Work instruction:
Only the lines from the one containing "Enumerate this screenshot's" to the end of the listing below should be returned, exactly as written and without pictures.

+++ Records supplied +++

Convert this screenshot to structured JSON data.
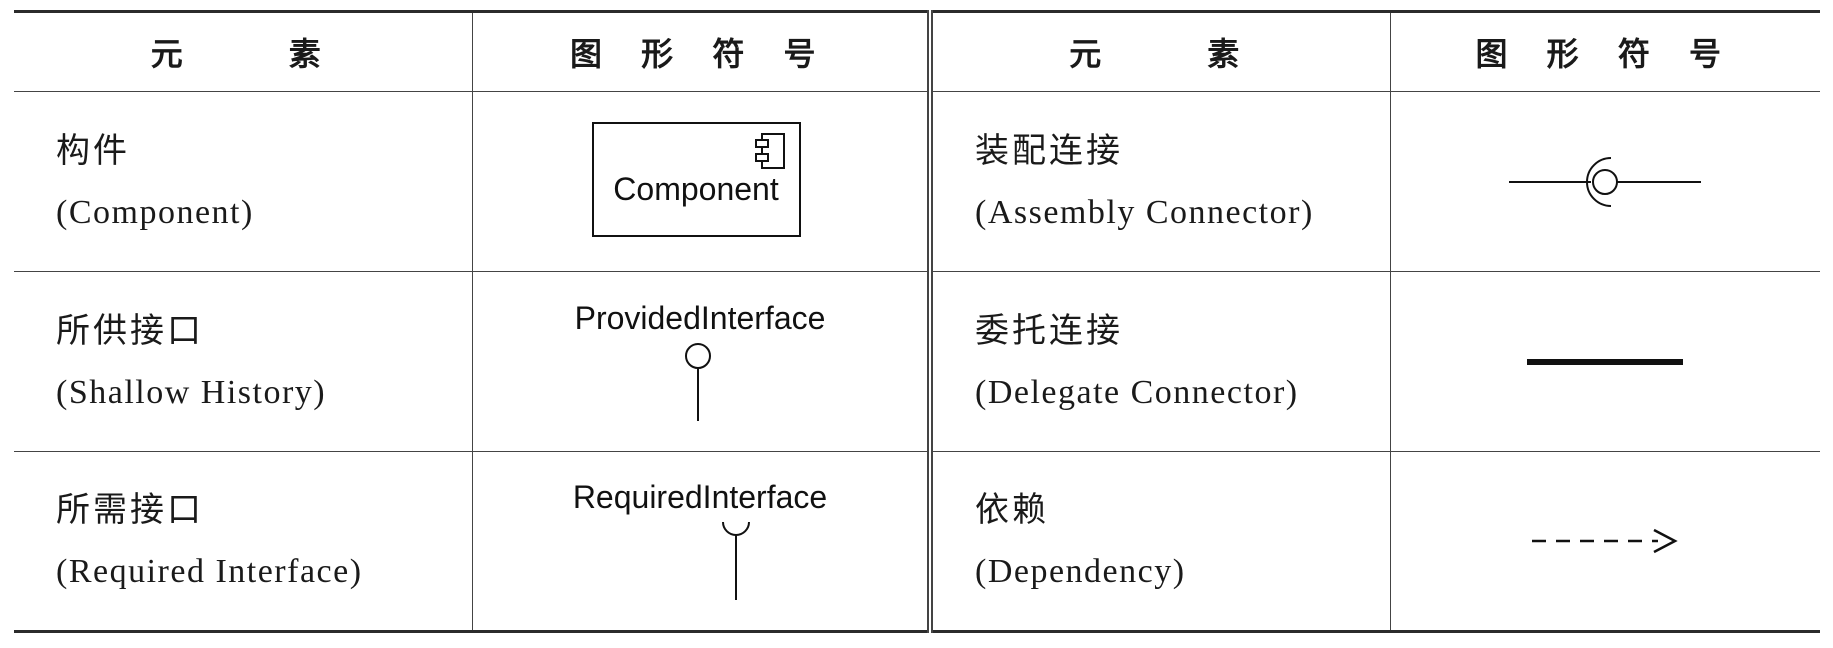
{
  "headers": {
    "element_left": "元　　素",
    "symbol_left": "图 形 符 号",
    "element_right": "元　　素",
    "symbol_right": "图 形 符 号"
  },
  "rows": [
    {
      "left": {
        "zh": "构件",
        "en": "(Component)",
        "symbol_icon": "component-icon",
        "symbol_text": "Component"
      },
      "right": {
        "zh": "装配连接",
        "en": "(Assembly Connector)",
        "symbol_icon": "assembly-connector-icon"
      }
    },
    {
      "left": {
        "zh": "所供接口",
        "en": "(Shallow History)",
        "symbol_icon": "provided-interface-icon",
        "symbol_text": "ProvidedInterface"
      },
      "right": {
        "zh": "委托连接",
        "en": "(Delegate Connector)",
        "symbol_icon": "delegate-connector-icon"
      }
    },
    {
      "left": {
        "zh": "所需接口",
        "en": "(Required Interface)",
        "symbol_icon": "required-interface-icon",
        "symbol_text": "RequiredInterface"
      },
      "right": {
        "zh": "依赖",
        "en": "(Dependency)",
        "symbol_icon": "dependency-arrow-icon"
      }
    }
  ]
}
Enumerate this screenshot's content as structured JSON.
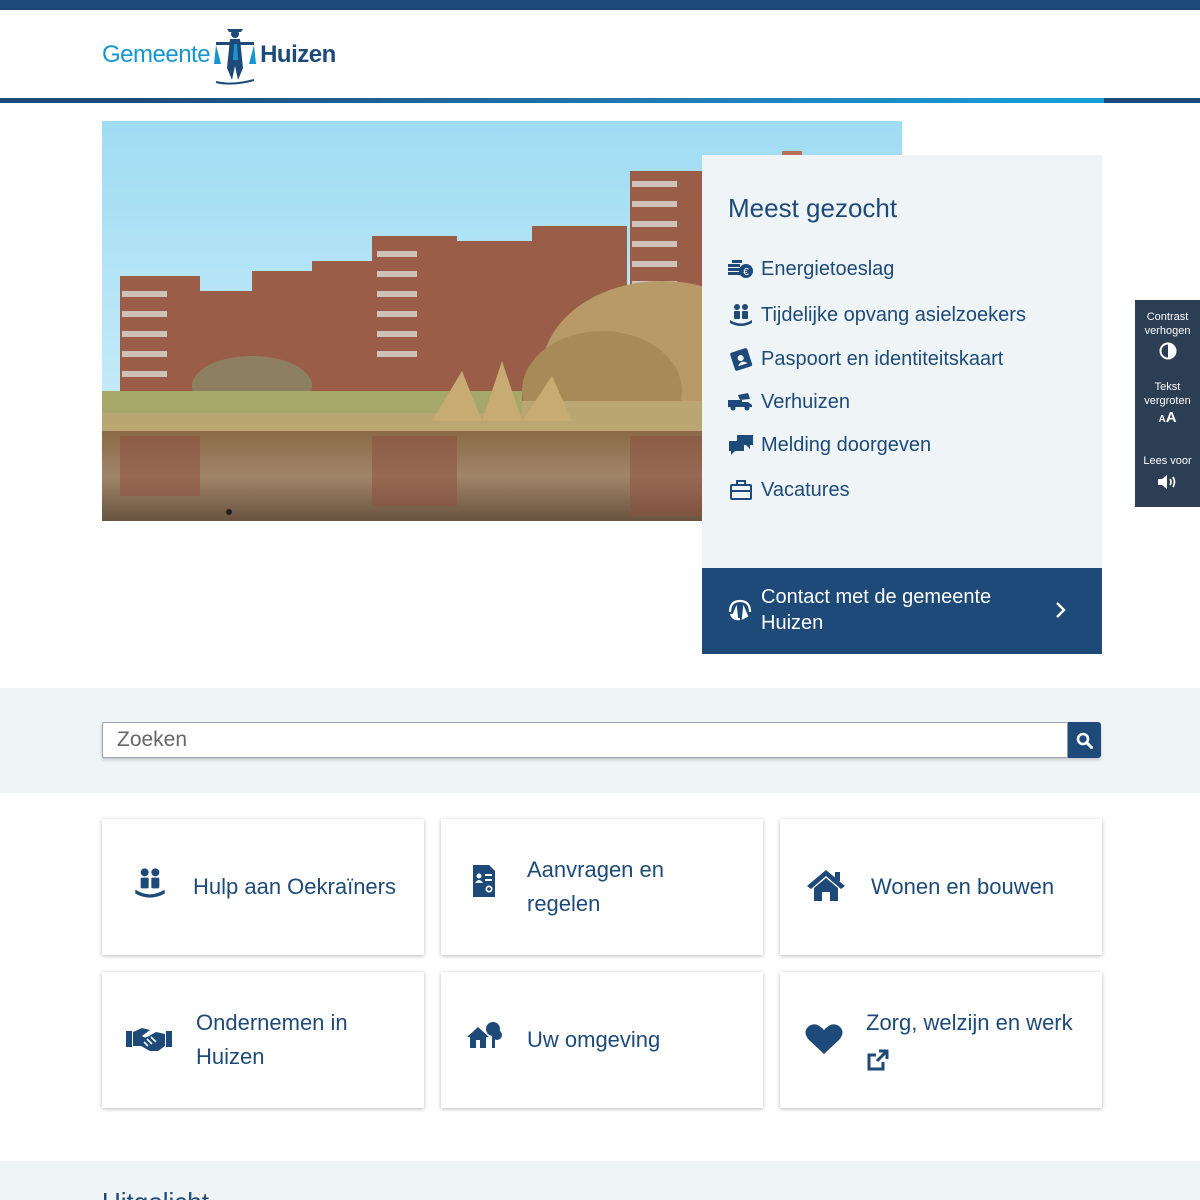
{
  "header": {
    "logo_word1": "Gemeente",
    "logo_word2": "Huizen"
  },
  "hero": {
    "image_alt": "Flatgebouwen aan het water"
  },
  "popular": {
    "title": "Meest gezocht",
    "items": [
      {
        "label": "Energietoeslag",
        "icon": "coins-euro-icon"
      },
      {
        "label": "Tijdelijke opvang asielzoekers",
        "icon": "people-care-icon"
      },
      {
        "label": "Paspoort en identiteitskaart",
        "icon": "id-card-icon"
      },
      {
        "label": "Verhuizen",
        "icon": "moving-truck-icon"
      },
      {
        "label": "Melding doorgeven",
        "icon": "chat-bubbles-icon"
      },
      {
        "label": "Vacatures",
        "icon": "briefcase-icon"
      }
    ]
  },
  "contact": {
    "label": "Contact met de gemeente Huizen"
  },
  "accessibility": {
    "contrast": "Contrast verhogen",
    "text_size": "Tekst vergroten",
    "read_aloud": "Lees voor"
  },
  "search": {
    "placeholder": "Zoeken"
  },
  "tiles": [
    {
      "label": "Hulp aan Oekraïners",
      "icon": "people-care-icon"
    },
    {
      "label": "Aanvragen en regelen",
      "icon": "document-certificate-icon"
    },
    {
      "label": "Wonen en bouwen",
      "icon": "house-icon"
    },
    {
      "label": "Ondernemen in Huizen",
      "icon": "handshake-icon"
    },
    {
      "label": "Uw omgeving",
      "icon": "house-tree-icon"
    },
    {
      "label": "Zorg, welzijn en werk",
      "icon": "heart-icon",
      "external": true
    }
  ],
  "featured": {
    "title": "Uitgelicht"
  },
  "colors": {
    "primary": "#1d4a78",
    "accent": "#1596d1",
    "band": "#eff4f7"
  }
}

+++

Exercise response:
Enumerate this screenshot's content as structured JSON.
{
  "header": {
    "logo_word1": "Gemeente",
    "logo_word2": "Huizen"
  },
  "hero": {
    "image_alt": "Flatgebouwen aan het water"
  },
  "popular": {
    "title": "Meest gezocht",
    "items": [
      {
        "label": "Energietoeslag",
        "icon": "coins-euro-icon"
      },
      {
        "label": "Tijdelijke opvang asielzoekers",
        "icon": "people-care-icon"
      },
      {
        "label": "Paspoort en identiteitskaart",
        "icon": "id-card-icon"
      },
      {
        "label": "Verhuizen",
        "icon": "moving-truck-icon"
      },
      {
        "label": "Melding doorgeven",
        "icon": "chat-bubbles-icon"
      },
      {
        "label": "Vacatures",
        "icon": "briefcase-icon"
      }
    ]
  },
  "contact": {
    "label": "Contact met de gemeente Huizen"
  },
  "accessibility": {
    "contrast": "Contrast verhogen",
    "text_size": "Tekst vergroten",
    "read_aloud": "Lees voor"
  },
  "search": {
    "placeholder": "Zoeken"
  },
  "tiles": [
    {
      "label": "Hulp aan Oekraïners",
      "icon": "people-care-icon"
    },
    {
      "label": "Aanvragen en regelen",
      "icon": "document-certificate-icon"
    },
    {
      "label": "Wonen en bouwen",
      "icon": "house-icon"
    },
    {
      "label": "Ondernemen in Huizen",
      "icon": "handshake-icon"
    },
    {
      "label": "Uw omgeving",
      "icon": "house-tree-icon"
    },
    {
      "label": "Zorg, welzijn en werk",
      "icon": "heart-icon",
      "external": true
    }
  ],
  "featured": {
    "title": "Uitgelicht"
  },
  "colors": {
    "primary": "#1d4a78",
    "accent": "#1596d1",
    "band": "#eff4f7"
  }
}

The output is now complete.